America, your national nightmare is at last over. I know how many of you have spent sleepless nights waiting, waiting, waiting for a CGI Yogi Bear Live-Action/CG Film to come out. Now you will finally be able to rest secure in the knowledge that . . . I’m sorry. I couldn’t finish that thought. My entire body is shutting down over this news. Excuse me while I go and curl up into a small ball to die.
There’s a new author blog on the horizon and it’s by one of my favorite writers. N.D. Wilson (Leepike Ridge, 100 Cupboards, etc.) has just begun his NDW blog. It includes thoughtful posts on New Zealand fans and having to deal with not liking your peers’ writing. Awesome. Blog to watch.
By the way, this is your regular reminder to read Golden Age Comic Book Stories every day. Not because of the comics (which are grand) but because the creator puts up regular scans of children’s illustrations whenever the fancy hits. Recent examples include this selection of Dorothy Lathrop prints and some views of the too little known N.C. Wyeth illustrated The Little Shepherd of Kingdom Come. Oh, and the comics are pretty swell too. Mr. Door Tree, will you marry me?
This is pretty justifiably cool. According to this press release from the Institute of Museum and Library Services, "Five museums and five libraries [will get] the 2008 National Medal for Museum and Library Service, the nation’s highest honor, at a White House ceremony on October 7." One of the recipients?

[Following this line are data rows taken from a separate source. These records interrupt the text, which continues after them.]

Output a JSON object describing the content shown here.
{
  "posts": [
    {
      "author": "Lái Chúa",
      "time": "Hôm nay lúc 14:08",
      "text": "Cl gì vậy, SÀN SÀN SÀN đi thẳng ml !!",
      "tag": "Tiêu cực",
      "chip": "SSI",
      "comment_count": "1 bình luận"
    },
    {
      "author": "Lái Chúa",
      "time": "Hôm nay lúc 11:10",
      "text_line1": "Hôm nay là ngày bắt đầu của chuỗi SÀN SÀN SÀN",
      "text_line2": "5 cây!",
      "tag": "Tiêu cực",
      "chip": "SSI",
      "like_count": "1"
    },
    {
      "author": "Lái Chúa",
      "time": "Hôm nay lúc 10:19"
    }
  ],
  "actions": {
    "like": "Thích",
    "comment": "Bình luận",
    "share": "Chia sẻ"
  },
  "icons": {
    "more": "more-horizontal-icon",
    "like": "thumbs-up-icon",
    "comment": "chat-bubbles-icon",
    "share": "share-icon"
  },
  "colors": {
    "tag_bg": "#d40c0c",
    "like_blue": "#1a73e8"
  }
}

That kooky crazy Kansas City library we all wished we worked in. – Thanks to American Libraries Direct for the link.
Former NYPL staffer (how come all the bloggers out there are former NYPL staff members?) Kiera Parrott displays for us the (Reluctant) Reader’s Bill of Rights.
Guardian blogger Ned Beauman offers his take on why the Minx line of graphic novels ultimately failed. He doesn’t much care for The Plain Janes, which is too bad since I was fond of those books. He also doesn’t mention one of the reasons I sported for viewing the line with skepticism. So many of the books’ creators were men. You make a whole line of graphic novels for gals and then only slip in a female author or illustrator once in a while on the side? Didn’t make a whole heckuva lot of sense to me at the time. I think they would have gotten better at including female creators as they went, but now they’ll never have a chance. Oy. Thanks to YPulse for the link.
I wish I could give proper credit where credit is due, but these images were forwarded on to me and I haven’t a clue what the original source was. I was sent a bunch of them, but here are the three I found particularly choice:
Thanks to Jutta for the pics.